Problem statement >> Could you reproduce all of the records exactly?
Top of Material provided
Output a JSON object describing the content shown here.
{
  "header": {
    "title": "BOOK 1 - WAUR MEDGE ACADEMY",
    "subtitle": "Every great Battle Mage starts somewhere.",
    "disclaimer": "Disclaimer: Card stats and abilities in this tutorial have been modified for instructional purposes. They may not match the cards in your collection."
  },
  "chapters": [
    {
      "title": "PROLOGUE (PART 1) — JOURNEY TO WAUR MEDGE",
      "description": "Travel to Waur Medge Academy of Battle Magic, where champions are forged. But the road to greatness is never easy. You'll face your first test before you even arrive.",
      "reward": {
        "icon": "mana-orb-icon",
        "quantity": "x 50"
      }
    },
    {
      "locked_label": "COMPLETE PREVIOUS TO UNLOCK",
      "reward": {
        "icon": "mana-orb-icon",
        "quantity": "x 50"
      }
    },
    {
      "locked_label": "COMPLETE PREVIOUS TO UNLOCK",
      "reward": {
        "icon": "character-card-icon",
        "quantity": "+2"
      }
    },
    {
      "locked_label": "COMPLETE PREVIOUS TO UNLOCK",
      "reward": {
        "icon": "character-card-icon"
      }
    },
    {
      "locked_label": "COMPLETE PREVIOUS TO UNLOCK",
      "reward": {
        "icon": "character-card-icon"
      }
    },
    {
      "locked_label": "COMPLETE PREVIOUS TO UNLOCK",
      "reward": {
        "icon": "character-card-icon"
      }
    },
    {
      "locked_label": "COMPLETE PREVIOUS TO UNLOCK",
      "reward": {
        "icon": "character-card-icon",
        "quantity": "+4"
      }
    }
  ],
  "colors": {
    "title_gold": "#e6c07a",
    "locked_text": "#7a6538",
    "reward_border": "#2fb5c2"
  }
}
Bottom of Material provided
Expected answer >>
Output a JSON object describing the content shown here.
{
  "header": {
    "title": "BOOK 1 - WAUR MEDGE ACADEMY",
    "subtitle": "Every great Battle Mage starts somewhere.",
    "disclaimer": "Disclaimer: Card stats and abilities in this tutorial have been modified for instructional purposes. They may not match the cards in your collection."
  },
  "chapters": [
    {
      "title": "PROLOGUE (PART 1) — JOURNEY TO WAUR MEDGE",
      "description": "Travel to Waur Medge Academy of Battle Magic, where champions are forged. But the road to greatness is never easy. You'll face your first test before you even arrive.",
      "reward": {
        "icon": "mana-orb-icon",
        "quantity": "x 50"
      }
    },
    {
      "locked_label": "COMPLETE PREVIOUS TO UNLOCK",
      "reward": {
        "icon": "mana-orb-icon",
        "quantity": "x 50"
      }
    },
    {
      "locked_label": "COMPLETE PREVIOUS TO UNLOCK",
      "reward": {
        "icon": "character-card-icon",
        "quantity": "+2"
      }
    },
    {
      "locked_label": "COMPLETE PREVIOUS TO UNLOCK",
      "reward": {
        "icon": "character-card-icon"
      }
    },
    {
      "locked_label": "COMPLETE PREVIOUS TO UNLOCK",
      "reward": {
        "icon": "character-card-icon"
      }
    },
    {
      "locked_label": "COMPLETE PREVIOUS TO UNLOCK",
      "reward": {
        "icon": "character-card-icon"
      }
    },
    {
      "locked_label": "COMPLETE PREVIOUS TO UNLOCK",
      "reward": {
        "icon": "character-card-icon",
        "quantity": "+4"
      }
    }
  ],
  "colors": {
    "title_gold": "#e6c07a",
    "locked_text": "#7a6538",
    "reward_border": "#2fb5c2"
  }
}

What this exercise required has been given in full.